Vodafone offered to merge with Verizon Communications prior to the $130 billion sale of its stake in Verizon Wireless, documents seen by Financial Times have confirmed.

A proxy shareholder statement filed by Verizon in New York said that after rejecting the US company’s initial $95 billion offer for the 45 per cent stake in the mobile business in January, Vodafone CEO Vittorio Colao offered to merge the businesses.

The merger option remained on the table until Verizon ruled it out when asked to clarify its intention by the UK financial regulator in April, after which it switched its focus to acquiring Vodafone’s 45 per cent stake.

There followed a period of bartering in which Verizon’s board approved a formal offer of $120 billion in June, with Vodafone demanding $140 billion. However, Colao accepted a “best and final” offer of $130 billion in August.

Bloomberg reported in March that merger discussions had taken place in December 2012 but failed as the companies could not reach agreement on leadership of the combined business.

The documents also reveal that Verizon could pay a break-up fee of up to $10 billion if the deal fails due to financing problems. However, $1.6 billion could go in the other direction if Vodafone shareholders reject the deal in a forthcoming meeting.

If the transaction is not completed by the beginning of May 2014, the purchase price of the deal will increase by $10 million per day.

The deal will see Verizon shares listed in London as well as the New York Stock Exchange and Nasdaq.
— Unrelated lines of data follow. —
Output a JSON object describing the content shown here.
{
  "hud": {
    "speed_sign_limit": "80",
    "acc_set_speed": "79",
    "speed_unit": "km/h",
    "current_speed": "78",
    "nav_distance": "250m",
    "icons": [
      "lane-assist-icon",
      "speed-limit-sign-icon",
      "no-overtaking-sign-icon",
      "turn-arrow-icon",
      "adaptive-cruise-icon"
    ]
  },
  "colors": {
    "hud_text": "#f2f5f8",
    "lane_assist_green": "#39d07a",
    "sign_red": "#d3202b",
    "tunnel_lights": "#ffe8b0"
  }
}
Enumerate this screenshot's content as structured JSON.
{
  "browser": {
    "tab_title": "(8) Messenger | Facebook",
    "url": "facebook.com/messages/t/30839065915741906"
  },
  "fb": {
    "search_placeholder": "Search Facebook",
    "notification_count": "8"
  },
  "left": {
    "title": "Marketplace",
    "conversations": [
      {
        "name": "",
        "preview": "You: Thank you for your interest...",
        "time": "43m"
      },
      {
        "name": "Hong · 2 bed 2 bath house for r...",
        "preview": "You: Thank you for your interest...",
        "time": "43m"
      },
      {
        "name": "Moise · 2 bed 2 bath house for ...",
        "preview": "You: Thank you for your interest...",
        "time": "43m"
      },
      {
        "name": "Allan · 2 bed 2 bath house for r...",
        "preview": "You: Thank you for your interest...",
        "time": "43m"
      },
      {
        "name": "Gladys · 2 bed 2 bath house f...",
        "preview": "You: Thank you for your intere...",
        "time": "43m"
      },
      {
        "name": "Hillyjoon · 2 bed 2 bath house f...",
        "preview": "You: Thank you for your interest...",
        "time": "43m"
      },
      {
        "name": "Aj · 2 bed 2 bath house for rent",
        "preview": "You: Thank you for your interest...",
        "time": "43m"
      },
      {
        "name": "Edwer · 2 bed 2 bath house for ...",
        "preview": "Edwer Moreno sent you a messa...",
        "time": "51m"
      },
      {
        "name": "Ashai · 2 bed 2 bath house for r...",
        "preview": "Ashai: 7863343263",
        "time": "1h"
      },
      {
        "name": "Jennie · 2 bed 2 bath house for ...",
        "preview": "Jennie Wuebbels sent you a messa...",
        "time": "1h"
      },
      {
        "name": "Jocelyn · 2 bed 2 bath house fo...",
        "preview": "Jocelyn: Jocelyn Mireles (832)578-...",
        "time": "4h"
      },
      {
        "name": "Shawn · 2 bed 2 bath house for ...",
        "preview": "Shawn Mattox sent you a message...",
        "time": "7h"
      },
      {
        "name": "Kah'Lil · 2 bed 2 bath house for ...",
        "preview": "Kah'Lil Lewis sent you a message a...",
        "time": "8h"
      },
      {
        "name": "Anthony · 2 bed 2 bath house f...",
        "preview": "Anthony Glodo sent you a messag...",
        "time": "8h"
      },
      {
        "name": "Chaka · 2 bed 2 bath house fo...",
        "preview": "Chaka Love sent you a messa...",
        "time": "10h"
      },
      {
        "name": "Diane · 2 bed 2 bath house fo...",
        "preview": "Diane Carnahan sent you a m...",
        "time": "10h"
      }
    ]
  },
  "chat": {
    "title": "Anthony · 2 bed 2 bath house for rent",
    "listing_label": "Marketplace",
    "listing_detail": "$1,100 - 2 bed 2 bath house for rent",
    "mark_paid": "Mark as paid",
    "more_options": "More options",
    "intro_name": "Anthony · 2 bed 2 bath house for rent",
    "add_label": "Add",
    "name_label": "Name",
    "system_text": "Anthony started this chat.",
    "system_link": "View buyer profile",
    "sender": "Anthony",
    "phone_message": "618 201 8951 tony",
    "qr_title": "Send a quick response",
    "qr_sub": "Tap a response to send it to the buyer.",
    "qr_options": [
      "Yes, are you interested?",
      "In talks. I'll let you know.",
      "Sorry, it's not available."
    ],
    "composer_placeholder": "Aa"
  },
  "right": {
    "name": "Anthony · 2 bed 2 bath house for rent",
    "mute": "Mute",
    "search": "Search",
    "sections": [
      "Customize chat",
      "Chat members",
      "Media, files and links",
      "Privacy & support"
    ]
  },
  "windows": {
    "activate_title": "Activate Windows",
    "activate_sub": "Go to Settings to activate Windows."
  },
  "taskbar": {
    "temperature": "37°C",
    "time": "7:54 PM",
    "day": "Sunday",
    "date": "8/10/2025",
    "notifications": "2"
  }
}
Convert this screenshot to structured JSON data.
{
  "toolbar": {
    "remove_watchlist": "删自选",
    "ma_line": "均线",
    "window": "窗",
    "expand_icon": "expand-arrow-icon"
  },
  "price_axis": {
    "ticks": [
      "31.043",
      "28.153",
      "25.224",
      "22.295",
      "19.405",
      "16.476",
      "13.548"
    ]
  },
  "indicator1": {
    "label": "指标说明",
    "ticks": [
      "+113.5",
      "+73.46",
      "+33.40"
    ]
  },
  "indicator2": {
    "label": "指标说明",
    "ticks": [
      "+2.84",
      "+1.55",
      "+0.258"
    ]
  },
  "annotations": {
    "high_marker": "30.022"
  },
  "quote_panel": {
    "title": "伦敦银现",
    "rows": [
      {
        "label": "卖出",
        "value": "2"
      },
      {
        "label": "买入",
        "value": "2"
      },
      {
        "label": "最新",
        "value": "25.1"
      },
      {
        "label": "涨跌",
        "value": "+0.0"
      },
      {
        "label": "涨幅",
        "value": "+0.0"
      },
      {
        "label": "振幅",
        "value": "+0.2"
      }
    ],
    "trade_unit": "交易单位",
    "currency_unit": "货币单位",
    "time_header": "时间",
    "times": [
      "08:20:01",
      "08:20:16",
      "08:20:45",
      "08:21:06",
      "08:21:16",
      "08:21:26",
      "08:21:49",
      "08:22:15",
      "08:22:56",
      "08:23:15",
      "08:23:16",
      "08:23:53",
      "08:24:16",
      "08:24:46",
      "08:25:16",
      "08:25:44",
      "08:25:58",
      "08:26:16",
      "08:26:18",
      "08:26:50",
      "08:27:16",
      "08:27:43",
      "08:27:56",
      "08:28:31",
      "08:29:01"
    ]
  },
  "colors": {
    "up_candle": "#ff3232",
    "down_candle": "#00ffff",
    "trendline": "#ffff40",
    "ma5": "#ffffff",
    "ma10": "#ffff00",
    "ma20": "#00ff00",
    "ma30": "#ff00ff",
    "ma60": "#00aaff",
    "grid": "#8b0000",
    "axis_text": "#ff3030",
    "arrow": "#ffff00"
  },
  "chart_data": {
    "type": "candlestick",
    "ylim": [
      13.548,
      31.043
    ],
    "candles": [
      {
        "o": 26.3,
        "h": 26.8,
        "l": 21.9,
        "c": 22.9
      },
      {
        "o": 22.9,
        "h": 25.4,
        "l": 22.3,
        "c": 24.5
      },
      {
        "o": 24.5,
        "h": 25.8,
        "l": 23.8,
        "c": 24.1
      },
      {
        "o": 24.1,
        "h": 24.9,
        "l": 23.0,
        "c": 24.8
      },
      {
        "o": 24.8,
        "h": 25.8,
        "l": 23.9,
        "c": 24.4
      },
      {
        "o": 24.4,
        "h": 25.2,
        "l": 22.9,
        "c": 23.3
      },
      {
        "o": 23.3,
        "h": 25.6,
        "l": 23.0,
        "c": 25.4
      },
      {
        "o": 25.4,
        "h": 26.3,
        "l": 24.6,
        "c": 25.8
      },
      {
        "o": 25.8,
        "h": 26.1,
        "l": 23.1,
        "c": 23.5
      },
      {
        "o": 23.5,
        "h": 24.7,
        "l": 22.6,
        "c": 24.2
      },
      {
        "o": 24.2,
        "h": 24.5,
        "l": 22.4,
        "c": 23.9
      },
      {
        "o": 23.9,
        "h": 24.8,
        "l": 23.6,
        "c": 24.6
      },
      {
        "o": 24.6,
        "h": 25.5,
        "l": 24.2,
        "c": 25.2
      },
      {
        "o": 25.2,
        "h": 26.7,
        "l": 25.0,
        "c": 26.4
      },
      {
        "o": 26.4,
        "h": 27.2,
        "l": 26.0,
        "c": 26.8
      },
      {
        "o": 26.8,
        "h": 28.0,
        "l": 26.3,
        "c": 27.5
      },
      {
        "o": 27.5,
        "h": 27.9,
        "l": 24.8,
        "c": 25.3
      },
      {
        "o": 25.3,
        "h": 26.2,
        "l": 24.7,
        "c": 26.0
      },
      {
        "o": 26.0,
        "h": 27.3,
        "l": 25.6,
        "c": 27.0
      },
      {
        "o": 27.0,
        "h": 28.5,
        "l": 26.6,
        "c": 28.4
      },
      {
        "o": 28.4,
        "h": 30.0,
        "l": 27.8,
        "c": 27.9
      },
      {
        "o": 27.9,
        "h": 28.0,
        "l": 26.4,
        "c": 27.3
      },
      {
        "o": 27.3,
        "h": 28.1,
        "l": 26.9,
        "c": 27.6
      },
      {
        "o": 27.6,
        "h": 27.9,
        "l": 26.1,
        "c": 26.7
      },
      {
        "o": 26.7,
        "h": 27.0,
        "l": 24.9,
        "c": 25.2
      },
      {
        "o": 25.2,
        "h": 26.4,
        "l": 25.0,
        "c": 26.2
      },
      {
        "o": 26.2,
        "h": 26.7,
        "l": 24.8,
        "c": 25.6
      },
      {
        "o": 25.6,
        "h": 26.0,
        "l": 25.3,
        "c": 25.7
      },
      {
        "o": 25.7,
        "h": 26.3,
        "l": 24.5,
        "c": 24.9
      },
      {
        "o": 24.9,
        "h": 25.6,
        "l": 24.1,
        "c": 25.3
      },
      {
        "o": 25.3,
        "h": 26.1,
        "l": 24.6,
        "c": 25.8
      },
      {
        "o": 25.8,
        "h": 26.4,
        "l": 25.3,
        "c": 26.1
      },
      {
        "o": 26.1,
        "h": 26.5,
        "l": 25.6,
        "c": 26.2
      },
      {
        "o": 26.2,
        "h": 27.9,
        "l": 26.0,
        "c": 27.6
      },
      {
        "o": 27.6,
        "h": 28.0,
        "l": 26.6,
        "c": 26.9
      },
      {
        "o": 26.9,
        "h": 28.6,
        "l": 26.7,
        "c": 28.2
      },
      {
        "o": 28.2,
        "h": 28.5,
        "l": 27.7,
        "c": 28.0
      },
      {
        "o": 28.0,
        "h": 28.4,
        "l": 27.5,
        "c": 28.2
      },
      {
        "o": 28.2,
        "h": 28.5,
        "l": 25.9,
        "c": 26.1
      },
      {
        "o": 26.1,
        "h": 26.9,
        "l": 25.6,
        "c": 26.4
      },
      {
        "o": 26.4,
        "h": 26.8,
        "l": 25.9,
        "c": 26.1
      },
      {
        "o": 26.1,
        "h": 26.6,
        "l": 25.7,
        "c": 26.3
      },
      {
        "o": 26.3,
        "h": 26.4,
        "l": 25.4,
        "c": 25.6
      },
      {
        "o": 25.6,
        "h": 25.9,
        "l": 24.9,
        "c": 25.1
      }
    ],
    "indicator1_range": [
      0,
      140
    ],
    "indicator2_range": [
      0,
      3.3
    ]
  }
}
Vodafone shareholders receiving cash and Verizon stock as part of the deal will end up owning between 29 and 31 per cent of Verizon.

Shortly after the deal was announced, Vodafone outlined its wide-ranging Project Spring investment programme, which was boosted by £6 billion from the Verizon Wireless stake sale.

Between 45 and 50 per cent of this investment will go towards accelerating 4G deployment in Vodafone’s five main European markets with other investment areas including 3G in emerging markets and fixed broadband in Europe.